### What to work on:
Go through the entries one line at a time, and gather every line that has the word "Locations".

### Input for this task:

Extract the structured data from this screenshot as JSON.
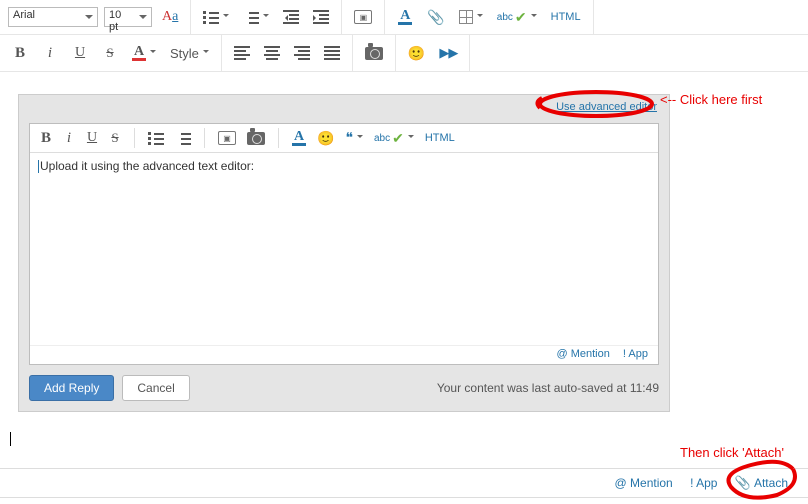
{
  "outer": {
    "font_family": "Arial",
    "font_size": "10 pt",
    "style_label": "Style",
    "html_label": "HTML"
  },
  "panel": {
    "advanced_link": "Use advanced editor",
    "body_text": "Upload it using the advanced text editor:",
    "html_label": "HTML",
    "footer_mention": "@ Mention",
    "footer_app": "! App",
    "add_reply": "Add Reply",
    "cancel": "Cancel",
    "autosave": "Your content was last auto-saved at 11:49"
  },
  "bottom": {
    "mention": "@ Mention",
    "app": "! App",
    "attach": "Attach"
  },
  "anno": {
    "first": "<-- Click here first",
    "second": "Then click 'Attach'"
  }
}
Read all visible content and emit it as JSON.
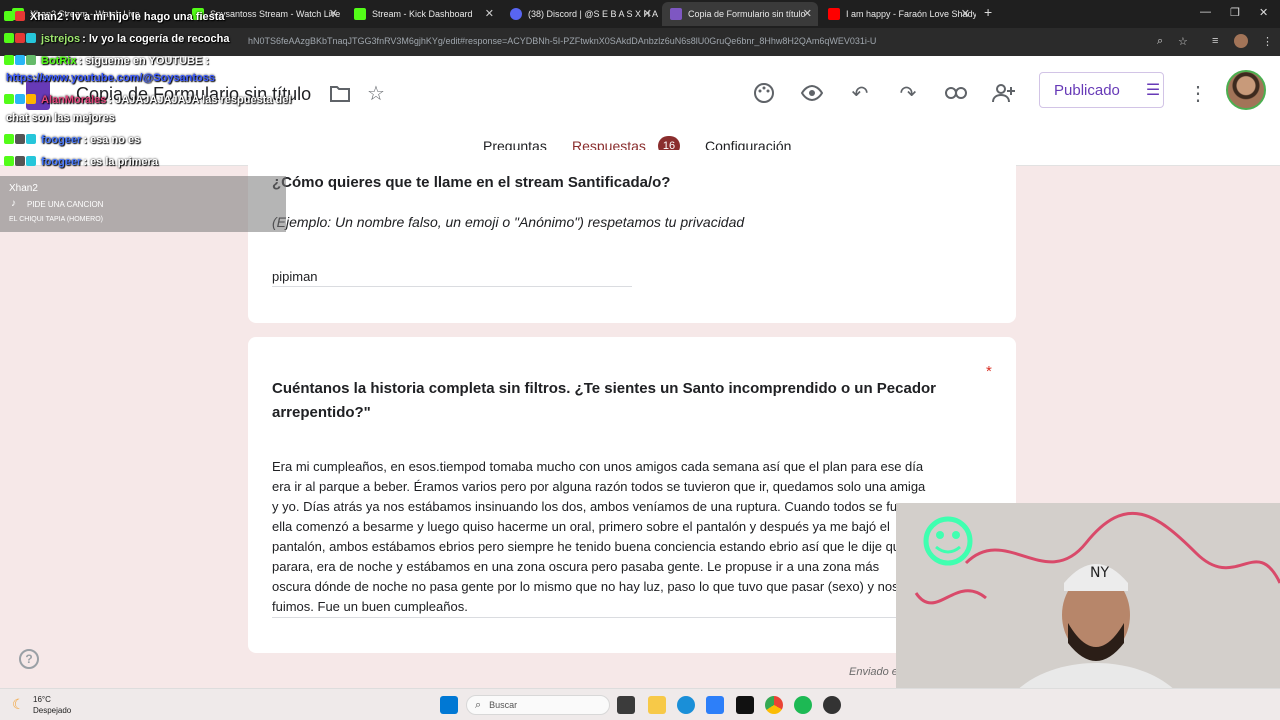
{
  "browser": {
    "tabs": [
      {
        "title": "Xhan2 Stream - Watch Live",
        "fav_color": "#53fc18"
      },
      {
        "title": "Soysantoss Stream - Watch Live",
        "fav_color": "#53fc18"
      },
      {
        "title": "Stream - Kick Dashboard",
        "fav_color": "#53fc18"
      },
      {
        "title": "(38) Discord | @S E B A S X H A",
        "fav_color": "#5865f2"
      },
      {
        "title": "Copia de Formulario sin título",
        "fav_color": "#7e57c2"
      },
      {
        "title": "I am happy - Faraón Love Shady",
        "fav_color": "#ff0000"
      }
    ],
    "url": "hN0TS6feAAzgBKbTnaqJTGG3fnRV3M6gjhKYg/edit#response=ACYDBNh-5I-PZFtwknX0SAkdDAnbzlz6uN6s8lU0GruQe6bnr_8Hhw8H2QAm6qWEV031i-U"
  },
  "form": {
    "title": "Copia de Formulario sin título",
    "publish_label": "Publicado",
    "tabs": {
      "questions": "Preguntas",
      "responses": "Respuestas",
      "responses_count": "16",
      "settings": "Configuración"
    },
    "card1": {
      "question": "¿Cómo quieres que te llame en el stream Santificada/o?",
      "description": "(Ejemplo: Un nombre falso, un emoji o \"Anónimo\") respetamos tu privacidad",
      "answer": "pipiman"
    },
    "card2": {
      "question_line1": "Cuéntanos la historia completa sin filtros. ¿Te sientes un Santo incomprendido o un Pecador",
      "question_line2": "arrepentido?\"",
      "required_mark": "*",
      "answer_lines": [
        "Era mi cumpleaños, en esos.tiempod tomaba mucho con unos amigos cada semana así que el plan para ese día",
        "era ir al parque a beber. Éramos varios pero por alguna razón todos se tuvieron que ir, quedamos solo una amiga",
        "y yo. Días atrás ya nos estábamos insinuando los dos, ambos veníamos de una ruptura. Cuando todos se fueron",
        "ella comenzó a besarme y luego quiso hacerme un oral, primero sobre el pantalón y después ya me bajó el",
        "pantalón, ambos estábamos ebrios pero siempre he tenido buena conciencia estando ebrio así que le dije que",
        "parara, era de noche y estábamos en una zona oscura pero pasaba gente. Le propuse ir a una zona más",
        "oscura dónde de noche no pasa gente por lo mismo que no hay luz, paso lo que tuvo que pasar (sexo) y nos",
        "fuimos. Fue un buen cumpleaños."
      ],
      "footer_text": "Enviado el"
    },
    "help_label": "?"
  },
  "chat": [
    {
      "user": "Xhan2",
      "msg": ": lv a mi hijo le hago una fiesta",
      "user_color": "#ffffff"
    },
    {
      "user": "jstrejos",
      "msg": ": lv yo la cogería de recocha",
      "user_color": "#9fe870"
    },
    {
      "user": "BotRix",
      "msg": ": sigueme en YOUTUBE :",
      "user_color": "#53fc18"
    },
    {
      "user": "",
      "msg": "https://www.youtube.com/@Soysantoss",
      "user_color": "#3b5bff"
    },
    {
      "user": "AlanMorales",
      "msg": ": JAJAJAJAJAJA las respuesta del",
      "user_color": "#e0457b"
    },
    {
      "user": "",
      "msg": "chat son las mejores",
      "user_color": "#ffffff"
    },
    {
      "user": "foogeer",
      "msg": ": esa no es",
      "user_color": "#4b7bff"
    },
    {
      "user": "foogeer",
      "msg": ": es la primera",
      "user_color": "#4b7bff"
    }
  ],
  "now_playing": {
    "channel": "Xhan2",
    "label": "PIDE UNA CANCION",
    "artist": "EL CHIQUI TAPIA (HOMERO)"
  },
  "taskbar": {
    "temperature": "16°C",
    "weather": "Despejado",
    "search_label": "Buscar"
  }
}
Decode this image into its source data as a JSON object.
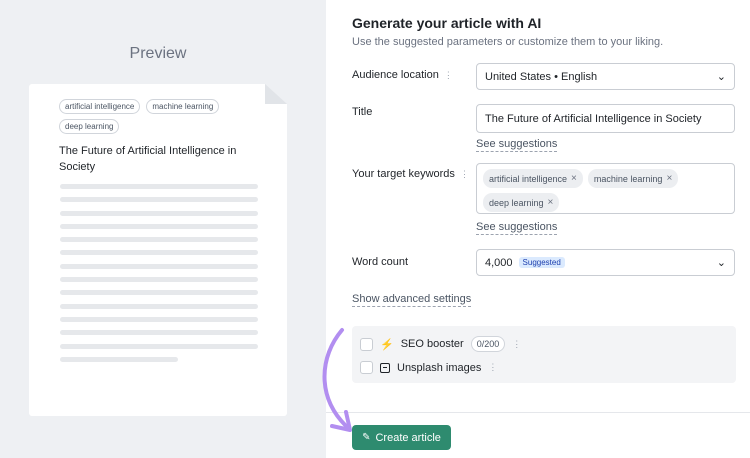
{
  "preview": {
    "heading": "Preview",
    "tags": [
      "artificial intelligence",
      "machine learning",
      "deep learning"
    ],
    "title": "The Future of Artificial Intelligence in Society"
  },
  "form": {
    "title": "Generate your article with AI",
    "subtitle": "Use the suggested parameters or customize them to your liking.",
    "audience_label": "Audience location",
    "audience_value": "United States • English",
    "title_label": "Title",
    "title_value": "The Future of Artificial Intelligence in Society",
    "see_suggestions": "See suggestions",
    "keywords_label": "Your target keywords",
    "keywords": [
      "artificial intelligence",
      "machine learning",
      "deep learning"
    ],
    "word_count_label": "Word count",
    "word_count_value": "4,000",
    "word_count_badge": "Suggested",
    "advanced_link": "Show advanced settings",
    "seo_booster_label": "SEO booster",
    "seo_booster_counter": "0/200",
    "unsplash_label": "Unsplash images",
    "create_button": "Create article"
  },
  "colors": {
    "accent_button": "#2e8b6f",
    "arrow": "#b28ef0",
    "bolt": "#7c3aed"
  },
  "icons": {
    "info": "info-icon",
    "chevron": "chevron-down-icon",
    "remove": "close-icon",
    "bolt": "lightning-icon",
    "images": "image-icon",
    "pen": "pen-icon"
  }
}
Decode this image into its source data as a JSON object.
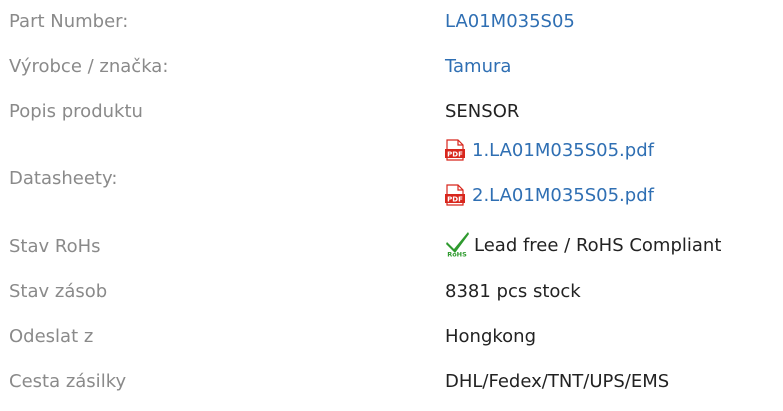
{
  "specs": {
    "part_number": {
      "label": "Part Number:",
      "value": "LA01M035S05"
    },
    "manufacturer": {
      "label": "Výrobce / značka:",
      "value": "Tamura"
    },
    "description": {
      "label": "Popis produktu",
      "value": "SENSOR"
    },
    "datasheets": {
      "label": "Datasheety:",
      "files": [
        {
          "text": "1.LA01M035S05.pdf",
          "icon": "pdf-icon"
        },
        {
          "text": "2.LA01M035S05.pdf",
          "icon": "pdf-icon"
        }
      ]
    },
    "rohs": {
      "label": "Stav RoHs",
      "value": "Lead free / RoHS Compliant",
      "icon": "rohs-icon"
    },
    "stock": {
      "label": "Stav zásob",
      "value": "8381 pcs stock"
    },
    "ship_from": {
      "label": "Odeslat z",
      "value": "Hongkong"
    },
    "shipping": {
      "label": "Cesta zásilky",
      "value": "DHL/Fedex/TNT/UPS/EMS"
    }
  },
  "colors": {
    "label": "#8a8a8a",
    "link": "#2f6fb3",
    "text": "#222222",
    "pdf_red": "#d8261c",
    "rohs_green": "#2e9a2e"
  }
}
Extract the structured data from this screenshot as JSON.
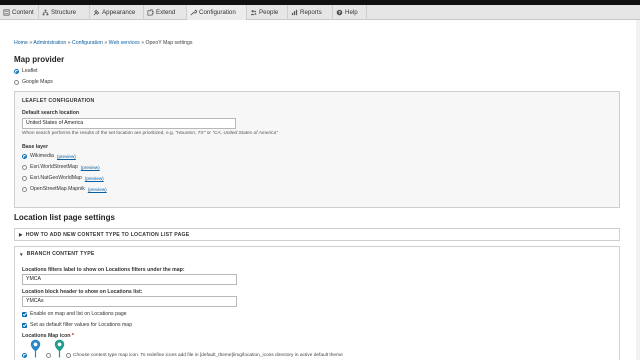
{
  "toolbar": {
    "items": [
      {
        "label": "Content",
        "icon": "content-icon"
      },
      {
        "label": "Structure",
        "icon": "structure-icon"
      },
      {
        "label": "Appearance",
        "icon": "appearance-icon"
      },
      {
        "label": "Extend",
        "icon": "extend-icon"
      },
      {
        "label": "Configuration",
        "icon": "wrench-icon"
      },
      {
        "label": "People",
        "icon": "people-icon"
      },
      {
        "label": "Reports",
        "icon": "reports-icon"
      },
      {
        "label": "Help",
        "icon": "help-icon"
      }
    ]
  },
  "breadcrumb": {
    "home": "Home",
    "administration": "Administration",
    "configuration": "Configuration",
    "web_services": "Web services",
    "current": "OpenY Map settings",
    "separator": "»"
  },
  "map_provider": {
    "title": "Map provider",
    "leaflet": "Leaflet",
    "google": "Google Maps",
    "selected": "Leaflet"
  },
  "leaflet_config": {
    "legend": "LEAFLET CONFIGURATION",
    "search_label": "Default search location",
    "search_value": "United States of America",
    "search_desc_prefix": "When search performs the results of the set location are prioritized, e.g. ",
    "search_desc_ex1": "\"Houston, TX\"",
    "search_desc_or": " or ",
    "search_desc_ex2": "\"CA, United States of America\"",
    "base_layer_label": "Base layer",
    "layers": [
      {
        "label": "Wikimedia",
        "preview": "(preview)"
      },
      {
        "label": "Esri.WorldStreetMap",
        "preview": "(preview)"
      },
      {
        "label": "Esri.NatGeoWorldMap",
        "preview": "(preview)"
      },
      {
        "label": "OpenStreetMap.Mapnik",
        "preview": "(preview)"
      }
    ],
    "selected_layer": "Wikimedia"
  },
  "location_list": {
    "title": "Location list page settings",
    "howto_summary": "HOW TO ADD NEW CONTENT TYPE TO LOCATION LIST PAGE",
    "branch_summary": "BRANCH CONTENT TYPE",
    "filters_label": "Locations filters label to show on Locations filters under the map:",
    "filters_value": "YMCA",
    "block_header_label": "Location block header to show on Locations list:",
    "block_header_value": "YMCAs",
    "enable_label": "Enable on map and list on Locations page",
    "default_filter_label": "Set as default filter values for Locations map",
    "icon_label": "Locations Map icon",
    "required_mark": "*",
    "icon_desc": "Choose content type map icon. To redefine icons add file in [default_theme]/img/location_icons directory in active default theme"
  },
  "colors": {
    "link": "#0a5fa3",
    "accent": "#0a6db3",
    "pin_blue": "#2a86c6",
    "pin_teal": "#1f9c8e"
  }
}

### Answer section:
    "filters_label": "Locations filters label to show on Locations filters under the map:",
    "block_header_label": "Location block header to show on Locations list:",
    "enable_label": "Enable on map and list on Locations page",
    "default_filter_label": "Set as default filter values for Locations map",
    "icon_label": "Locations Map icon",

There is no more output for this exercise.